Hundreds of people from different Spanish cities have demanded this Wednesday the recovery of the assets registered by the Catholic Church. under the motto They are not 1,000, they are 100,000the platform recovering He has defended that "public assets are not negotiable" and has demanded to know the rest of the assets that the Church has in his name and that are not on the list released by the Government.
The Episcopal Conference admitted at the end of January that nearly a thousand of the 34,961 real estate assets that he put in his name thanks to a legal reform by President José María Aznar were not really his. Immediately afterwards, the Government activated a process for them to be regularized, that is, returned to their original owners. However, from Recuperando, they maintain that this is insufficient and demand a broader list of assets registered by the Churches since 1978 and not only between 1998 and 2015.

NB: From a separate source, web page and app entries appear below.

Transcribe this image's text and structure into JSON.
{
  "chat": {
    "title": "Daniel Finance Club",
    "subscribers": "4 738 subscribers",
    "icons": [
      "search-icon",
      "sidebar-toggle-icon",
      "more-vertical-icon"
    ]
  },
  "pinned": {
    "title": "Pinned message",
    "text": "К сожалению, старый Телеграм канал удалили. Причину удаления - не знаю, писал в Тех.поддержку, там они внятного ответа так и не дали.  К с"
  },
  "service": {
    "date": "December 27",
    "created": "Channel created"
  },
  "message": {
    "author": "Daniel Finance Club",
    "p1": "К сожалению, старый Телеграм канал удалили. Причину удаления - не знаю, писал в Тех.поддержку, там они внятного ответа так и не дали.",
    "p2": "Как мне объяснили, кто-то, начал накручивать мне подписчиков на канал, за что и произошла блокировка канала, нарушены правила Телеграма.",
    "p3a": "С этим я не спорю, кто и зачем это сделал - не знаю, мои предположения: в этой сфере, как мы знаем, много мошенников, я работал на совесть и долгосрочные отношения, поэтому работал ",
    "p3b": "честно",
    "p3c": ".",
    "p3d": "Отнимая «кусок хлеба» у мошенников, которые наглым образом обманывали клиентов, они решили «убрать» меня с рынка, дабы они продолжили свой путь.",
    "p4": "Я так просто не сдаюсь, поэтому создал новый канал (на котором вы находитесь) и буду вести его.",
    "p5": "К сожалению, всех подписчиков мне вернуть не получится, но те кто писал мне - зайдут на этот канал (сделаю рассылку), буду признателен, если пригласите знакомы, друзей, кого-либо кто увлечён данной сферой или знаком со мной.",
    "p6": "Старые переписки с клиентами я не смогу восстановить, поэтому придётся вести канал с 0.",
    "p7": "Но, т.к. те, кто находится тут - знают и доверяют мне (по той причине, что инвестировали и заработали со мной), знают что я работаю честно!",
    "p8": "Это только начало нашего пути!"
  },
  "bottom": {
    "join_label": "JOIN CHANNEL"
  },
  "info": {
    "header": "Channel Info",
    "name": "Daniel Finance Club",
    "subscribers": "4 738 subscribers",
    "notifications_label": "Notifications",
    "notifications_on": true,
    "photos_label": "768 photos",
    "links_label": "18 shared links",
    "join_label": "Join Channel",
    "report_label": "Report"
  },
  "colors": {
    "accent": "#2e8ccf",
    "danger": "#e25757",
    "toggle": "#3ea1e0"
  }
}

"We ask that all the registrations that have been made since 1978 be canceled because our Constitution declares that Spain is a non-denominational State," explained Jorge García, spokesman for the platform. From this organization it is also requested that it be "investigated" since 1946 and that "all the rich artistic and patrimonial legacy be reserved for the public domain."
The Recuperando platform has demanded an interview with the President of the Government in front of the Congress of Deputies to "propose our thesis." "May he receive us, since he has received the Church, may he receive us too", arguing that both in his investiture and in his government program he promised "to modify the legislation to reverse the registrations" . "However, he has done the opposite: negotiate bilaterally and falsely close a thing," his spokeswoman has denounced.

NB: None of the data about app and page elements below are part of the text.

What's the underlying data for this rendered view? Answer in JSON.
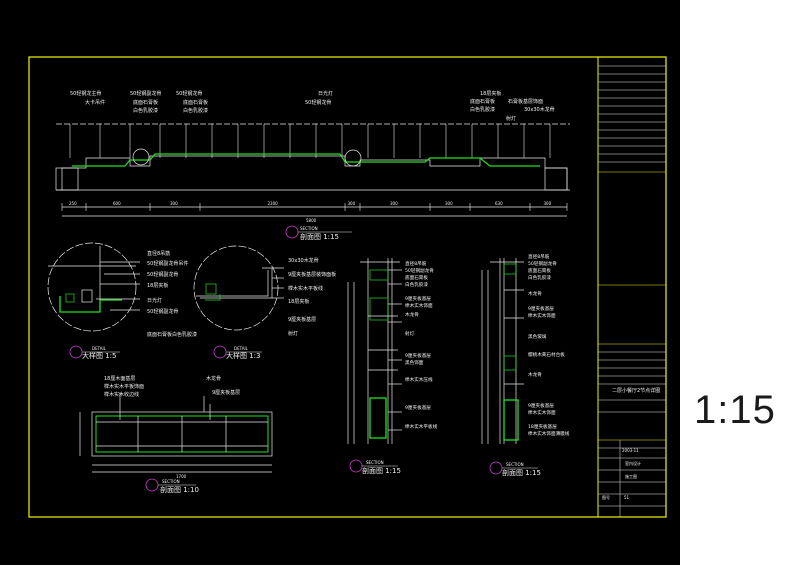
{
  "big_scale_label": "1:15",
  "colors": {
    "frame": "#f2f20a",
    "line": "#e8e8e8",
    "accent": "#22e01e",
    "text": "#f0f0f0",
    "cyan": "#33e6e6",
    "red": "#ff3030",
    "magenta": "#d33cd3"
  },
  "top_section": {
    "label_top_row": [
      "50轻钢龙主骨",
      "大卡吊件",
      "50轻钢副龙骨",
      "底面石膏板",
      "白色乳胶漆",
      "50轻钢龙骨",
      "底面石膏板",
      "白色乳胶漆",
      "日光灯",
      "50轻钢龙骨",
      "18层夹板",
      "底面石膏板",
      "白色乳胶漆",
      "石膏板基层饰面",
      "30x30木龙骨",
      "射灯"
    ],
    "dimensions": [
      "250",
      "600",
      "300",
      "2300",
      "300",
      "300",
      "300",
      "630",
      "300"
    ],
    "total": "5800",
    "title": "剖面图 1:15",
    "tag": "SECTION"
  },
  "detail_a": {
    "title": "大样图 1:5",
    "tag": "DETAIL",
    "labels": [
      "直径8吊筋",
      "50轻钢副龙骨吊件",
      "50轻钢副龙骨",
      "18层夹板",
      "日光灯",
      "50轻钢副龙骨",
      "底面石膏板白色乳胶漆"
    ]
  },
  "detail_b": {
    "title": "大样图 1:3",
    "tag": "DETAIL",
    "labels": [
      "30x30木龙骨",
      "9厘夹板基层装饰面板",
      "榉木实木平板线",
      "18层夹板",
      "9厘夹板基层",
      "射灯"
    ]
  },
  "section_c": {
    "title": "剖面图 1:10",
    "tag": "SECTION",
    "labels": [
      "18厘木面基层",
      "榉木实木平板饰面",
      "木龙骨",
      "9厘夹板基层",
      "榉木实木收边线"
    ],
    "dim": "1700"
  },
  "section_d": {
    "title": "剖面图 1:15",
    "tag": "SECTION",
    "labels": [
      "直径8吊筋",
      "50轻钢副龙骨",
      "底面石膏板",
      "白色乳胶漆",
      "9厘夹板基层",
      "榉木实木饰面",
      "木龙骨",
      "射灯",
      "9厘夹板基层",
      "黑色饰面",
      "榉木实木压线",
      "9厘夹板基层",
      "榉木实木平板线"
    ]
  },
  "section_e": {
    "title": "剖面图 1:15",
    "tag": "SECTION",
    "labels": [
      "直径8吊筋",
      "50轻钢副龙骨",
      "底面石膏板",
      "白色乳胶漆",
      "木龙骨",
      "9厘夹板基层",
      "榉木实木饰面",
      "黑色玻璃",
      "樱桃木黄石材台板",
      "木龙骨",
      "9厘夹板基层",
      "榉木实木饰面",
      "18厘夹板基层",
      "榉木实木饰面薄膜线"
    ]
  },
  "title_block": {
    "project": "二层小餐厅2节点详图",
    "date": "2003-11",
    "designer": "室内设计",
    "drawn": "施工图",
    "sheet_no": "51",
    "scale_label": "图号"
  }
}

"Return what was stolen", "the church robs us and the government allows it", dozens of people have shouted in front of the Congress of Deputies, who have demanded once again that the Church return the goods that do not belong to it. In the words of Juanjo Picó, president of Europa Laica, the first thing is that the complete list of all the registrations of the Church be known and that those whose ownership cannot be proven be returned. They also request that assets of cultural interest be returned to Heritage. "The bishops are not notaries", it has also been possible to hear in the protest in the capital.
Gloria, a woman who has approached the San Jerónimo race to support the concentration, believes that "the plunder that has been carried out is unbearable": "It is one of the great problems that there is in Spain right now and nothing is done for that. We must draw attention, that this continues". She believes that the population, with the pandemic, "has other concerns." "But the enemy is very big, very powerful," she says.
Recuperando calculates that, between 1946 and 2015, the Church was able to register 100,000 goods of all kinds.
The one in Madrid has not been the only concentration. "La Seo belongs to the Aragonese people", protesters have claimed from Zaragoza. A group of people has concentrated in front of the Government Delegation in the Aragonese capital to demand the goods registered by the Church. Shouting "'you shall not steal' is for others" they have requested the recovery of the heritage and also a complete list of assets since 1978 with the necessary information to identify the assets, ensuring that the list provided by Carmen Calvo last year "It is incomplete and does not allow them to be identified", denounced Pedro García Castillo, president of the 'Movement towards a secular State'. García Castillo considers that in the process carried out between the Church and the Government there have been "irregularities" and that a step back must be taken, "return to the previous situation" so that the Church responds "as one more citizen".
When the 34,961 assets were published (among which there are buildings for worship, but also flats, orchards or garages), the Government and the Church launched a negotiation to analyze the list. After months of conversations, the Church ended up assuming that 965 of those assets did not belong to it and opened the door to their return, although he also acknowledged having sold 122 homes and farms that he improperly put in his name and seven places dedicated to worship. Now you will have to compensate its legitimate owners in the event of a claim. Meanwhile, the commission created to examine registrations continues with its work.
"El Micalet és nostre", protesters have shouted from Valencia, referring to the well-known Valencian monument registered by the Archbishopric. The spokeswoman for Valencia Laica, Raquel Ortiz, has assured that the entity calculates that there are "some 3,000 goods improperly registered in the Valencian Country". Ortiz has requested that the responsibility for recovering these assets "be transferred to the Government and not to the Catholic hierarchy." "It's a democratic anomaly," she concluded.
In Córdoba, activists have claimed ownership of the Mosque from the Church, one of the best-known and most controversial cases, and which is not on the list of 1,000 registrations in which the Church admits to having been confused. José Antonio Naz, spokesman for Córdoba Laica, has demanded a meeting with the President of the Government, and has assured that they will continue fighting "until they achieve a regulation that defends heritage in the public domain." For his part, Miguel Santiago Losada, spokesman for the Mosque-Cathedral, has denounced that 80% of the assets of the Spanish have been unregistered. For this reason, he has demanded the annulment of the registrations carried out, especially after 1978 "due to supervening unconstitutionality".
With information from Javier Ramajo, Alfonso Alba, Lucas Marco and Candela Canales.